Warming Hut


Bike Rack​​​





Access and Parking

There is a parking lot by the Ann Arbor Senior Center with 4 designated handicapped spots and 25+ standard spots. There is limited parking by the Warming Hut loop off Wells Street. Additional street parking is available in the surrounding neighborhood. Refer to posted signage regarding parking rules and restrictions.​​​

Burns Park is accessible on foot and by bike. Wells Street​, Baldwin Avenue, Granger Avenue​, and Olivia Avenue which enclose the park all have sidewalks but no dedicated bike lanes. 

Near​​by city parks include Crary Park​ and Postman's Rest Park​​, both​ about a 10-15 minute walk to the northeast. Eberbach Cultural Arts Building​ is a short walk to the west of Burns​. 


See your location while in the park

Open the Park Tracker

Discover more Ann Arbor parks

Open the Park Finder

Public Transportation

There are two bus stops at the intersection of Packard Street and Granger Avenue, within a 5 minute walk from the park. Visit TheRide for schedule and route details or check out the parks ride guide. ​


Ann Arbor's city parks sit on the ancestral and traditional homelands​ of several indigenous Native peoples. Read a land acknow​ledgement from the city and learn more a​bout the early history of the land here.​​

In the late 1800's, the land that now comprises Burns Park was hom​e to a ½ mile horse track, hosted by the Ann ​Arbor Driving Club until 1920. The oval of elm trees were planted on the horse track to provide shade to visitors.  From 1890 - 1910, the area hosted the County fairgrounds and the trolley car barns. The trolley system's car barns for the Ann Arbor Street Railway were located between Lincoln and Olivia Streets from 1894 - 1925. A 'spectacular' fire destroyed the car barns, contributing to the end of the trolley era, already jeopardized by the increased number of automobiles.

Burns Park was purchased in 1910 and named after Botany professor George Burns, who pioneered the Ann Arbor Parks System as well as Nichols Arboretum. The Warming Hut is located in the approximate spot of an 1800's log cabin; as it started to disintegrate, it was dismantled, and parts were saved by the city. 

In 1921, the four acres of land on the western edge of the park were sold to the Ann Arbor Public schools.  Construction on Tappan Junior High School began in 1923. The first students started here on February 2, 1925. In 1951 the historic building was rededicated to Burns Park Elementary School as Tappan moved into their new location on East Stadium Boulevard.​​​
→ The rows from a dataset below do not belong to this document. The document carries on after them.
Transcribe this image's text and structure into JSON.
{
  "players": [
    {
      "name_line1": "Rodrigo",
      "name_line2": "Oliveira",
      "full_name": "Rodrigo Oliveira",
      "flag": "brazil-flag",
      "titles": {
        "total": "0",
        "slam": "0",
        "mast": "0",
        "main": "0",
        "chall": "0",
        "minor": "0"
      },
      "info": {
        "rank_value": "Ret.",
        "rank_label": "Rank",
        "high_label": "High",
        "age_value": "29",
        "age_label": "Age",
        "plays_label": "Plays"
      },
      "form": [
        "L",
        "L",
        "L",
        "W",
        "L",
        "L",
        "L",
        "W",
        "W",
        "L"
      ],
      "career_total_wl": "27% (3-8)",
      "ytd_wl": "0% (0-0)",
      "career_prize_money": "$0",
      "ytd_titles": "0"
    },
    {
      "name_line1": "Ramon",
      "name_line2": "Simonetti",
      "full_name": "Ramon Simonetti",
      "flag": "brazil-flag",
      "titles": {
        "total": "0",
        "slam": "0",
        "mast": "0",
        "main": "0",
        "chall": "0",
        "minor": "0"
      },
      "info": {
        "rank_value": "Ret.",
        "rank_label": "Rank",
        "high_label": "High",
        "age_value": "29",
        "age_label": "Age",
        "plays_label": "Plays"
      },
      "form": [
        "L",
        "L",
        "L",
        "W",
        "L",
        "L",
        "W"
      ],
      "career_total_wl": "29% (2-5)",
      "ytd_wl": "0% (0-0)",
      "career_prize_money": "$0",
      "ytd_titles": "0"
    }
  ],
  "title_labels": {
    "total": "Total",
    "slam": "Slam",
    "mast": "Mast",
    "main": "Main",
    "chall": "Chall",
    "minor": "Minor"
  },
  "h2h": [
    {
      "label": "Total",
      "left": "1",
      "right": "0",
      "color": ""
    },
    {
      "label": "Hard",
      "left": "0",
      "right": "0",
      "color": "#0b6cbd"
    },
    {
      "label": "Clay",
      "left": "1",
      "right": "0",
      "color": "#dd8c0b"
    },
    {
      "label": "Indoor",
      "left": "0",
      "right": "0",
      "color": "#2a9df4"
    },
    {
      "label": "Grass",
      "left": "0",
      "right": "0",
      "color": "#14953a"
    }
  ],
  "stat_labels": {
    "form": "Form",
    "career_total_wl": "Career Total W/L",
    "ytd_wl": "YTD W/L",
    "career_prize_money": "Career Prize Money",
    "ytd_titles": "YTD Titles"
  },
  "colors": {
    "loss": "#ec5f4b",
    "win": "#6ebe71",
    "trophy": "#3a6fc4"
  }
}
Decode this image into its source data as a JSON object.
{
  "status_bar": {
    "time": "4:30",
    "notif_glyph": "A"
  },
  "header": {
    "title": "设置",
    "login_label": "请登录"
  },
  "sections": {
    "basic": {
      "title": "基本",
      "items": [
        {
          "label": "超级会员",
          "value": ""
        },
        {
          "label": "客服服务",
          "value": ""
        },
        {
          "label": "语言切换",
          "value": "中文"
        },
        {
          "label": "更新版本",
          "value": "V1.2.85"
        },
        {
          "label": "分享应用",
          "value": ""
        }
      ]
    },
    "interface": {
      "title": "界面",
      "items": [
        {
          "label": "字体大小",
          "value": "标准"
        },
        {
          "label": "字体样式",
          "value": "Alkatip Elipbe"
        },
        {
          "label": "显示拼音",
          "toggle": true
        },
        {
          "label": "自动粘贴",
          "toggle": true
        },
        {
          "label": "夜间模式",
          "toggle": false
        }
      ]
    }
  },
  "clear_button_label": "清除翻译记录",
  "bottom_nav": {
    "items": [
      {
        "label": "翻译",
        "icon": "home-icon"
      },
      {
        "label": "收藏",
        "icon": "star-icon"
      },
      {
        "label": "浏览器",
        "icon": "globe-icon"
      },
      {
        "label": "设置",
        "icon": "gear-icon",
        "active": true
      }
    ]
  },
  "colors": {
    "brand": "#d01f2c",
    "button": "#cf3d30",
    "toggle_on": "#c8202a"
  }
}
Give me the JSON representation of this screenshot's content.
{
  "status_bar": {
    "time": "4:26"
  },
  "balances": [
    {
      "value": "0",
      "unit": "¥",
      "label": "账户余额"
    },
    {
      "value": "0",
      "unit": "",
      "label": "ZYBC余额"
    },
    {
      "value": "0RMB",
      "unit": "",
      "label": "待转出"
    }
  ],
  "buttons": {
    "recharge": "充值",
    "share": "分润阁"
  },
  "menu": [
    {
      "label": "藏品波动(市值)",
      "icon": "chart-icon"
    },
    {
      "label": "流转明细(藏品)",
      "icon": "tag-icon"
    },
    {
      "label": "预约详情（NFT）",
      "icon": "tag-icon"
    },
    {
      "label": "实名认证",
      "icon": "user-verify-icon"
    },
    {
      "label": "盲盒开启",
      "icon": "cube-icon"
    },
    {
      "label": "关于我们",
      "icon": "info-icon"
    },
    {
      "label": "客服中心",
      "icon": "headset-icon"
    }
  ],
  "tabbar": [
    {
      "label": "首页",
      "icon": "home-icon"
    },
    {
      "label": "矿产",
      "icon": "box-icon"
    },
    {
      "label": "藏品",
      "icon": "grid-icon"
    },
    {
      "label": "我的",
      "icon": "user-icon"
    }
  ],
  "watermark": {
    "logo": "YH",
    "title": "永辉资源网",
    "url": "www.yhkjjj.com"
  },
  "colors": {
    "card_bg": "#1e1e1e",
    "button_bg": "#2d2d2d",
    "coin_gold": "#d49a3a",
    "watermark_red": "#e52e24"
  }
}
Recent Developments

In 2020, the city began plans to renovate the Burns Park tennis courts and a public survey was hosted to gather feedback from the community. The survey results indicated that the community favored incorporating two designated pickleball courts. It was resurfaced in fall 2021, including three tennis courts and two designated pickleball courts.


Volunteer in the parks

Looking to make an impact in a park or nature area? Ann Arbor Parks and Recreation provides volunteer opportunities for almost every interest, ability, and commitment level.

Learn more about volunteer opportunities
Park Finder

Park Finder

Discover parks and find amenities through the City of Ann Arbor Park Finder. This map allows you to search park names or search by amenity type or keyword.

View the Park Finder
A2 Fix It

A2Fix It - Service request tool

A2 Fix It is an online system you can use to report any maintenance issues or other problems during your park visit. When reporting an issue in a park please include detailed location information in the "details and description" section near the end of the request process. Pictures that provide location context are very helpful.

Submit a request